:: Your task ::
Each line in the data holding "поиска" should be listed.
== Segment start ==
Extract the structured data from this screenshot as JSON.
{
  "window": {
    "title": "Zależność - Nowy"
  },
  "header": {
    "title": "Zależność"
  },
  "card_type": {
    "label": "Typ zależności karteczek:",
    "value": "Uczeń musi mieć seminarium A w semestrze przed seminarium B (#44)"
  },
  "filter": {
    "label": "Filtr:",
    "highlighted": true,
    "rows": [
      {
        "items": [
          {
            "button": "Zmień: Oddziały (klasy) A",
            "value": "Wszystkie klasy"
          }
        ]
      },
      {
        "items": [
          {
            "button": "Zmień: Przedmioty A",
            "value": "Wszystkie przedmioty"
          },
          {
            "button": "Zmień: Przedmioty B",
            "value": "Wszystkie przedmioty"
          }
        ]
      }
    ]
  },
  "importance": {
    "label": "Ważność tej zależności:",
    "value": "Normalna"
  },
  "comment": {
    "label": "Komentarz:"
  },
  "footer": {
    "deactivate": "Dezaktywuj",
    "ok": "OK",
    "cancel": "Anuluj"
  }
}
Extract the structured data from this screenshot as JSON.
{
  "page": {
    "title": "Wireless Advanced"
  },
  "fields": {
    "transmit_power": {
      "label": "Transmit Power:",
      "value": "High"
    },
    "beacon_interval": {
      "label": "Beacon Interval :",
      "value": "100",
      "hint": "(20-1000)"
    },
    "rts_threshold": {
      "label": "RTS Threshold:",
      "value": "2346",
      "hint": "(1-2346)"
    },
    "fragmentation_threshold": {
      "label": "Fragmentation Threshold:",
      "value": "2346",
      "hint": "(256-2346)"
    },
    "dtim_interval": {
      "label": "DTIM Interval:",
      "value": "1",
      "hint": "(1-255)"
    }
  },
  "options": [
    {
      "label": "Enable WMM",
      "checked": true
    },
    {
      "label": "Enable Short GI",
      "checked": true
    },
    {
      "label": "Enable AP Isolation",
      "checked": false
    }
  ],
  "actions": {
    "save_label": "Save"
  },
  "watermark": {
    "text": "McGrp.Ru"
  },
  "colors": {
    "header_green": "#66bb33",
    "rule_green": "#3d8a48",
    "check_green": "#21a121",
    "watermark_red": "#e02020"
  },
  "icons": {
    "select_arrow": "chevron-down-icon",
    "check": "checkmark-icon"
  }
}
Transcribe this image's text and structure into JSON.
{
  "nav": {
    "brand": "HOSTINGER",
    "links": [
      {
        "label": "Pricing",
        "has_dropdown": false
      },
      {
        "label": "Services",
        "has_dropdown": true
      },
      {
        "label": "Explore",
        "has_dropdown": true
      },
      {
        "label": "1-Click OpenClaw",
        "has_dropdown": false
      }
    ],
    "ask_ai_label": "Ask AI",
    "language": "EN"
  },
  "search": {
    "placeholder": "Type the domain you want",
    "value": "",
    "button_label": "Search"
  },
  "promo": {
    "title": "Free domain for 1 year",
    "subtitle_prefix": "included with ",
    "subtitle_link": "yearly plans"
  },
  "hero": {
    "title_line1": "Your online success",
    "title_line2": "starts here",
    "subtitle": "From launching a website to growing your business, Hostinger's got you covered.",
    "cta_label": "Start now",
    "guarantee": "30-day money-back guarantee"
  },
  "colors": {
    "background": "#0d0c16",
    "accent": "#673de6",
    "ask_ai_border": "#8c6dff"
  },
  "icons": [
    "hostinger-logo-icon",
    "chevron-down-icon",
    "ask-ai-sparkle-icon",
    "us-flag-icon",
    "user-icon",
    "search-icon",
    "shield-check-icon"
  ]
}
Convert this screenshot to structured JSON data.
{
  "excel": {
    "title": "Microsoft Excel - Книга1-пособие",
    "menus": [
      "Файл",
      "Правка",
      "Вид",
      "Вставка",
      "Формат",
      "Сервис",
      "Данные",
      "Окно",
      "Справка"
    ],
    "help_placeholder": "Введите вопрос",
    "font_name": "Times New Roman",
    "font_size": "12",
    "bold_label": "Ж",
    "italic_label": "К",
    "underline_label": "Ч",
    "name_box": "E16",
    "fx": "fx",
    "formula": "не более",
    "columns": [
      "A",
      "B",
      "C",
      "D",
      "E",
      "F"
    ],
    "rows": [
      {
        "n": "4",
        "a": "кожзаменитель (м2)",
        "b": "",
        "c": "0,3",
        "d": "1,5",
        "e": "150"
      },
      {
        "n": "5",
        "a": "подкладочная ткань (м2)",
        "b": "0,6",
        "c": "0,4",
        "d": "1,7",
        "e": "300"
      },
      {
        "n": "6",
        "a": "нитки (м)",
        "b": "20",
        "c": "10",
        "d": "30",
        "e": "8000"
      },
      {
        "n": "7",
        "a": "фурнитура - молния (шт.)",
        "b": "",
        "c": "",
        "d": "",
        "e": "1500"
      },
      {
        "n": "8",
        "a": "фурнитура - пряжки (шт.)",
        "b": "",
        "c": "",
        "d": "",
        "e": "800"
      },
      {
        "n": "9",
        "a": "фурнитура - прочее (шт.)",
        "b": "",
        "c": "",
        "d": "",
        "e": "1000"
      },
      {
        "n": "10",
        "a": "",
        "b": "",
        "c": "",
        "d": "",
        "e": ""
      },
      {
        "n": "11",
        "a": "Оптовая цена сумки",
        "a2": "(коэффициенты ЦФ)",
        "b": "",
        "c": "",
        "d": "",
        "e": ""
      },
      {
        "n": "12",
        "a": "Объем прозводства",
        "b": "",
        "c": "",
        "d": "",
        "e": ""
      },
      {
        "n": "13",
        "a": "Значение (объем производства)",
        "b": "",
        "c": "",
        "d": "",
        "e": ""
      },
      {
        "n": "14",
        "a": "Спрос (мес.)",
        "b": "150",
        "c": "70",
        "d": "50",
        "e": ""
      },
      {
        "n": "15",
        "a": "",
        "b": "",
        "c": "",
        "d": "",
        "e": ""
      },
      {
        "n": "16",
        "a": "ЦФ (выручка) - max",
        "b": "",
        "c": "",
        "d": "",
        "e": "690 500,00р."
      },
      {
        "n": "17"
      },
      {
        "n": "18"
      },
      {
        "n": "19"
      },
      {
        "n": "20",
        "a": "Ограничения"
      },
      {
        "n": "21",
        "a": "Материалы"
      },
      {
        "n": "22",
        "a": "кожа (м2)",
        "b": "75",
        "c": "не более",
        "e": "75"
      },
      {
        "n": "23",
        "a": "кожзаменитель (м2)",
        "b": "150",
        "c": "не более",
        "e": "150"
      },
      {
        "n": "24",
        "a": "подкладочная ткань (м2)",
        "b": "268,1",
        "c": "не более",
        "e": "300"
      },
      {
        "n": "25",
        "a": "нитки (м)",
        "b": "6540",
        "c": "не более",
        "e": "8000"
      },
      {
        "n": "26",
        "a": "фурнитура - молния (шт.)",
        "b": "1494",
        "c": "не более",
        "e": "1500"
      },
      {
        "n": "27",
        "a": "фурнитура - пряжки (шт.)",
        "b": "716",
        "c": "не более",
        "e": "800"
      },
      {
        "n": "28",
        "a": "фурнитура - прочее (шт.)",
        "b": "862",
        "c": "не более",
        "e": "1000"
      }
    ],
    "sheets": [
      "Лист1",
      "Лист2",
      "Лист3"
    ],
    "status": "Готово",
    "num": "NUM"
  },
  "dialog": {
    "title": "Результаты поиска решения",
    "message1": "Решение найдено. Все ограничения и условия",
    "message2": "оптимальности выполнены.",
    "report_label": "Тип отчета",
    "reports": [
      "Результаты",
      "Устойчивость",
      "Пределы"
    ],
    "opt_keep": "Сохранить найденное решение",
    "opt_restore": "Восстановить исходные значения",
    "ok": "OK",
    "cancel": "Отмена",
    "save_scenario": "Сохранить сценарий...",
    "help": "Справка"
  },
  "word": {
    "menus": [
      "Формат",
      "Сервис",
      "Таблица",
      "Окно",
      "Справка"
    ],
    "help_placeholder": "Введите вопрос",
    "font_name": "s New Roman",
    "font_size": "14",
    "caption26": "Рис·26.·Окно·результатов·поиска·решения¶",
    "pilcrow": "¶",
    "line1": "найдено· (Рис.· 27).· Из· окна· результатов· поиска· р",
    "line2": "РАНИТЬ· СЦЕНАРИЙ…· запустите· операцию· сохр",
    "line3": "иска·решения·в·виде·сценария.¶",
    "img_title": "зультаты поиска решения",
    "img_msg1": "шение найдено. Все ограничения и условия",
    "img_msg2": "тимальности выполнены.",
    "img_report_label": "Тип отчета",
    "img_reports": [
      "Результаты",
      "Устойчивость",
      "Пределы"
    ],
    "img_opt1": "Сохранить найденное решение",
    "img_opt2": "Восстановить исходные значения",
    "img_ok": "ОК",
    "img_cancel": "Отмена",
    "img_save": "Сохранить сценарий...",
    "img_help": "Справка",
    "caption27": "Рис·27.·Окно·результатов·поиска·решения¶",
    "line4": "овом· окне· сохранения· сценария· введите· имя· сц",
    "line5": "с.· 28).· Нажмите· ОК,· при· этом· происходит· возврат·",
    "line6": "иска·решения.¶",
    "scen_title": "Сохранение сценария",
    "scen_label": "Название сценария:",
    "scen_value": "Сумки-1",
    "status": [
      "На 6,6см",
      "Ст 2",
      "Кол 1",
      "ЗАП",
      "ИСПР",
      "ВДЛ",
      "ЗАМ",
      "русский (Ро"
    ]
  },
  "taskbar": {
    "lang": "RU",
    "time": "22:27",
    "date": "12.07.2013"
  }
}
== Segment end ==
:: Response to the task ::
    "title": "Результаты поиска решения",
    "caption26": "Рис·26.·Окно·результатов·поиска·решения¶",
    "line1": "найдено· (Рис.· 27).· Из· окна· результатов· поиска· р",
    "img_title": "зультаты поиска решения",
    "caption27": "Рис·27.·Окно·результатов·поиска·решения¶",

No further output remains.